Now murders are much like rich, chocolaty Tim-Tams in that it's difficult to stop at just one. By the next morning Frankie is out chatting up an injured jogger, who can't see past his smiling facade of feathered hair, v-neck jumpers and high-waisted slacks. Unfortunately for her, Frankie is gunning for some sort of necrophiliac three-way, making out with her on the very same bed where Anna is lying under the covers. When she spies Anna's corpse and starts screaming, Frankie takes a huge chomp out of her throat and soon they've got another body on their hands. To the crematorium!

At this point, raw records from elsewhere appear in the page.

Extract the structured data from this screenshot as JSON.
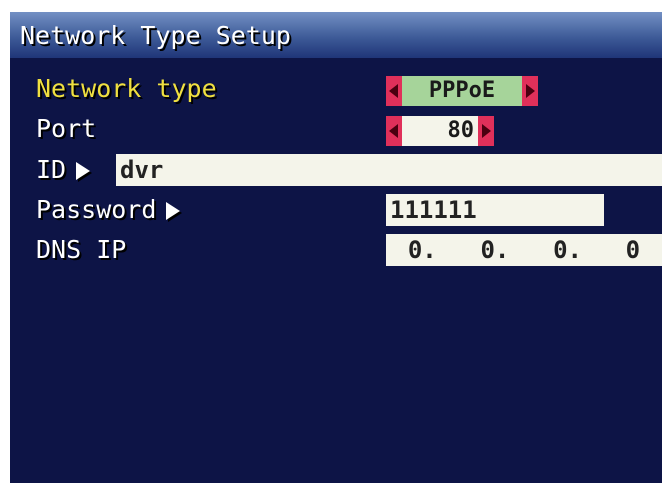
{
  "title": "Network Type Setup",
  "network_type": {
    "label": "Network type",
    "value": "PPPoE"
  },
  "port": {
    "label": "Port",
    "value": "80"
  },
  "id": {
    "label": "ID",
    "value": "dvr"
  },
  "password": {
    "label": "Password",
    "value": "111111"
  },
  "dns_ip": {
    "label": "DNS IP",
    "octets": [
      "0.",
      "0.",
      "0.",
      "0"
    ]
  }
}
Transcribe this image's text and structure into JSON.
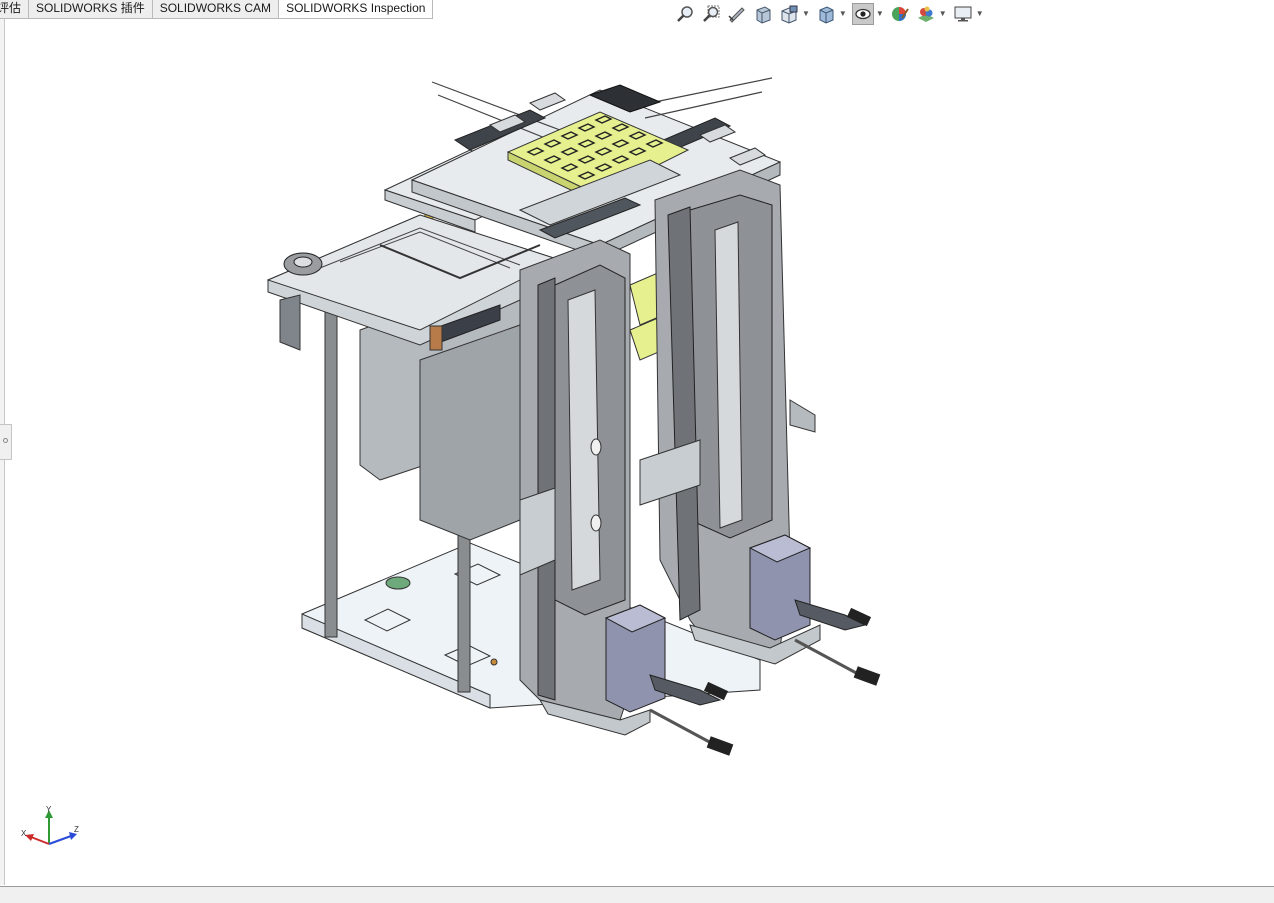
{
  "command_manager": {
    "tabs": [
      {
        "label": "评估",
        "active": false
      },
      {
        "label": "SOLIDWORKS 插件",
        "active": false
      },
      {
        "label": "SOLIDWORKS CAM",
        "active": false
      },
      {
        "label": "SOLIDWORKS Inspection",
        "active": true
      }
    ]
  },
  "heads_up_toolbar": {
    "icons": [
      "zoom-to-fit-icon",
      "zoom-to-area-icon",
      "previous-view-icon",
      "section-view-icon",
      "view-orientation-icon",
      "display-style-icon",
      "hide-show-items-icon",
      "edit-appearance-icon",
      "apply-scene-icon",
      "view-settings-icon"
    ]
  },
  "triad": {
    "x_label": "X",
    "y_label": "Y",
    "z_label": "Z"
  },
  "colors": {
    "accent_yellow": "#e6f08f",
    "frame_gray": "#8e9297",
    "motor_blue": "#8f93ad",
    "background": "#ffffff"
  }
}
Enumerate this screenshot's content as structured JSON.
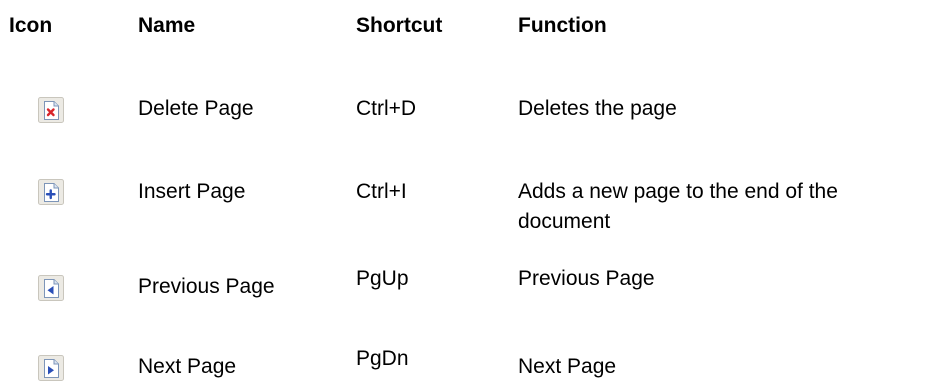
{
  "headers": {
    "icon": "Icon",
    "name": "Name",
    "shortcut": "Shortcut",
    "function": "Function"
  },
  "rows": [
    {
      "icon": "delete-page-icon",
      "name": "Delete Page",
      "shortcut": "Ctrl+D",
      "function": "Deletes the page"
    },
    {
      "icon": "insert-page-icon",
      "name": "Insert Page",
      "shortcut": "Ctrl+I",
      "function": "Adds a new page to the end of the document"
    },
    {
      "icon": "previous-page-icon",
      "name": "Previous Page",
      "shortcut": "PgUp",
      "function": "Previous Page"
    },
    {
      "icon": "next-page-icon",
      "name": "Next Page",
      "shortcut": "PgDn",
      "function": "Next Page"
    }
  ],
  "colors": {
    "delete_mark": "#d8262c",
    "action_mark": "#2a4fb8",
    "page_fold": "#7a9fc8"
  }
}
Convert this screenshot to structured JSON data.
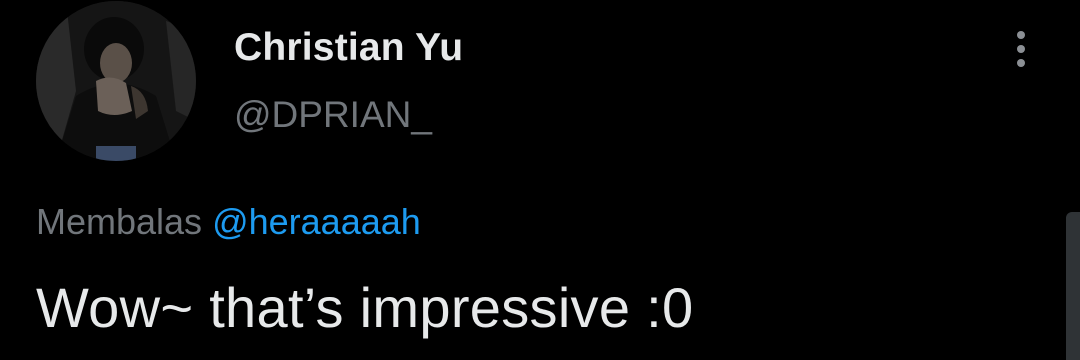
{
  "tweet": {
    "author": {
      "display_name": "Christian Yu",
      "handle": "@DPRIAN_",
      "avatar_icon": "profile-photo"
    },
    "reply": {
      "prefix": "Membalas",
      "mention": "@heraaaaah"
    },
    "text": "Wow~ that’s impressive :0",
    "menu_icon": "vertical-ellipsis-icon"
  },
  "colors": {
    "background": "#000000",
    "primary_text": "#e7e9ea",
    "secondary_text": "#71767b",
    "mention": "#1d9bf0"
  }
}
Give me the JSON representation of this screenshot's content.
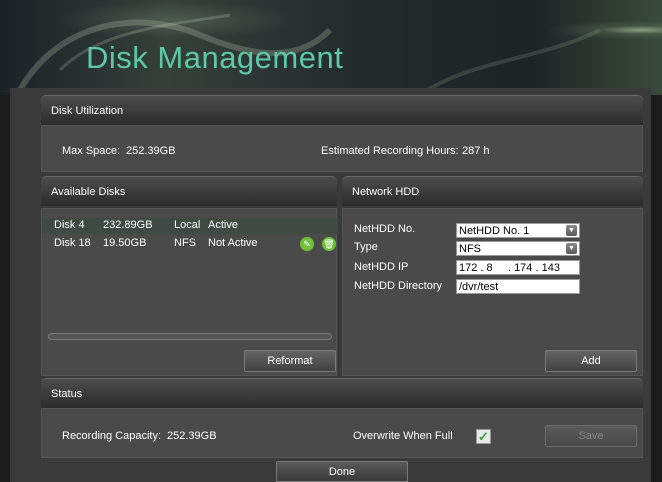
{
  "page": {
    "title": "Disk Management"
  },
  "disk_utilization": {
    "header": "Disk Utilization",
    "max_space_label": "Max Space:",
    "max_space_value": "252.39GB",
    "estimated_hours_label": "Estimated Recording Hours:",
    "estimated_hours_value": "287 h"
  },
  "available_disks": {
    "header": "Available Disks",
    "disks": [
      {
        "name": "Disk 4",
        "capacity": "232.89GB",
        "type": "Local",
        "status": "Active",
        "selected": true
      },
      {
        "name": "Disk 18",
        "capacity": "19.50GB",
        "type": "NFS",
        "status": "Not Active",
        "selected": false,
        "actions": [
          "edit-icon",
          "delete-icon"
        ]
      }
    ],
    "reformat_label": "Reformat"
  },
  "network_hdd": {
    "header": "Network HDD",
    "fields": {
      "netHDD_no_label": "NetHDD No.",
      "netHDD_no_value": "NetHDD No. 1",
      "type_label": "Type",
      "type_value": "NFS",
      "ip_label": "NetHDD IP",
      "ip_octets": [
        "172",
        "8",
        "174",
        "143"
      ],
      "directory_label": "NetHDD Directory",
      "directory_value": "/dvr/test"
    },
    "add_label": "Add"
  },
  "status": {
    "header": "Status",
    "capacity_label": "Recording Capacity:",
    "capacity_value": "252.39GB",
    "overwrite_label": "Overwrite When Full",
    "overwrite_checked": true,
    "save_label": "Save"
  },
  "footer": {
    "done_label": "Done"
  },
  "colors": {
    "title": "#5dc9a6",
    "selected_row": "#3f4a43",
    "edit_icon": "#6fbf3a",
    "delete_icon": "#6fbf3a"
  }
}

While all of this is going on, that nosy mortician is sneaking around, trying to gather evidence of Frankie's shenanigans for blackmailing purposes. Frankie seems pretty careless with his evidence, but luckily Iris is on the ball. She even moves Anna's body to the wardrobe but leaves a big suspicious lump in the bed for him to find. Psyche! The cops also show up at one point but Frankie's nervous explanation seems to satisfy them.

Eventually Anna's sister shows up on Frankie's doorstep, a spitting image of her sibling, and Frankie is smitten. This is too much for the jealous Iris, who starts chasing after her with a butcher knife. Frankie catches Iris in the act and they end up in a battle royale that results in lacerated cheeks, gouged out eyes and stabbed groins. Frankie gasps his final breath just as the mortician arrives with his incriminating photos, resulting in a silly final twist that I guess was supposed to be shocking.

Although there is a lot of nudity (naturally the hottest girl, the jogger, doesn't get naked) but don't expect any explicit sex scenes. Those expecting necrophilia-based pornography should go elsewhere, preferably to their nearest mental health clinic. The film tries to make up for it with gore. Apparently when the film was released some people thought D'Amato used real cadavers, but the effects aren't anything that couldn't be achieved with some foam latex and (literally) a bucket of pig guts. Some of the effects are pretty sloppy (the glass eye insertion scene, for instance) but most are well-realised. Eponymous prog-rockers Goblin provided the soundtrack, but it isn't one of their better efforts, repetitive and synth-heavy, with no memorable hooks. That didn't stop Bruno Mattei from using it again in The Other Hell but when did a lack of quality stop him from doing anything?

This film could have been a gore-soaked meditation on love and loss and Frankie's own battle to get out from under the thumb of his psychotic housekeeper. It didn't take that direction, however. Iris and Frankie are both incorrigable weirdos with no real motivation given for their psychological problems. Their behaviour is often inexplicable. Granted this is probably due to a poor script and a lack of craft, but it does give the film a surreal quality where you feel like anything could happen. Although for long stretches nothing actually does happen, so don't expect a non-stop gorefest. As far as D'Amato goes, you could do worse. If you're looking for a D'Amato film and you're not in the mood for historically-themed hardcore pornography (which really narrows your options), this is probably one of your better picks.

No comments: